POET: THE REMARKABLE STORY OF GEORGE MOSES HORTON by Don Tate
Don: I wish I had a more interesting or profound answer to this question, but I learned about Horton through a writing partner, Chris Barton. I started researching Horton on that same day. I knew from day one that Horton's story would be loved by readers, but because of my heavy illustration schedule, I didn't know when I'd find time to write it. And then I had this fear that someone else might publish the story before I had a chance to start writing, so I found the time. Several years and many, many revisions later, the book was acquired by Peachtree Publishers.
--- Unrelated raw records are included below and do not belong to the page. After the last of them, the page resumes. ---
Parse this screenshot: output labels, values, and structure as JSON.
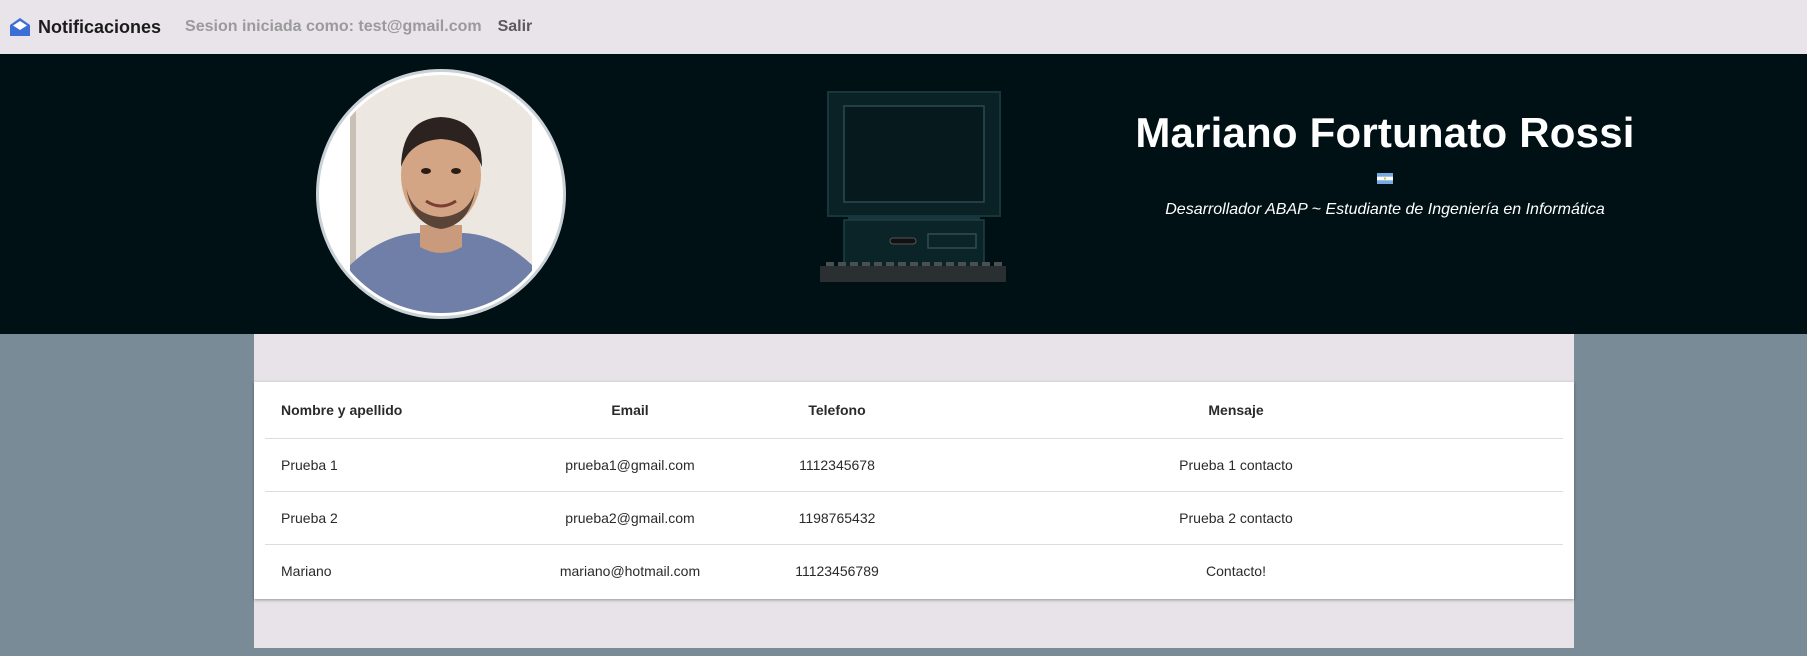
{
  "navbar": {
    "brand_icon": "envelope-open-icon",
    "brand_label": "Notificaciones",
    "session_text": "Sesion iniciada como: test@gmail.com",
    "logout_label": "Salir"
  },
  "hero": {
    "name": "Mariano Fortunato Rossi",
    "flag_icon": "argentina-flag-icon",
    "subtitle": "Desarrollador ABAP ~ Estudiante de Ingeniería en Informática",
    "background_color": "#001116"
  },
  "table": {
    "headers": [
      "Nombre y apellido",
      "Email",
      "Telefono",
      "Mensaje"
    ],
    "rows": [
      [
        "Prueba 1",
        "prueba1@gmail.com",
        "1112345678",
        "Prueba 1 contacto"
      ],
      [
        "Prueba 2",
        "prueba2@gmail.com",
        "1198765432",
        "Prueba 2 contacto"
      ],
      [
        "Mariano",
        "mariano@hotmail.com",
        "11123456789",
        "Contacto!"
      ]
    ]
  },
  "colors": {
    "navbar_bg": "#e9e4ea",
    "page_bg": "#7a8b98",
    "brand_icon": "#3b6fd6"
  }
}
Don: Initially I wanted to illustrate "Poet" digitally. I'd just purchased a Cintiq, and I was anxious to put it to use. I did all of the line work on my Cintiq, but I think it freaked out my art director, who had another look in mind. She loved my hand drawn artwork, as done in the book "Hope's Gift," so I decided to use the same medium, acrylic watercolor washes and ink (Micron) lines on watercolor paper. Acrylic dries hard and allows for layering without disturbing under painting. And I used colored pencil in places. I also wanted to find a way to include Horton's poetry, since I'd not included any in the text (intentionally). So I hand lettered portions of his poetry and worked them into the illustrations using Photoshop. I did eventually get to put that Cintiq to work on my following book, "Whoosh!"
Don: Balancing creative time with travel can be a challenge. To help, I recently purchased a Surface Pro 4. It's a tablet that allow me to sketch on it using Photoshop or Manga Studio. I completely sketched and laid out my last two books on it. It's not great for creating final art, but totally saved me with my last two books. I also have a great booking agent who helps with the details of travel, so that I can spend that time in creative mode. I take it one day at a time.
I have five more books under contract, and one to be announced soon. Most of them are nonfiction and involve little-known historical figures. I'm especially excited about an opportunity to work with Eloise Greenfield. That will be so cool!
Learn more about Don at http://dontate.com.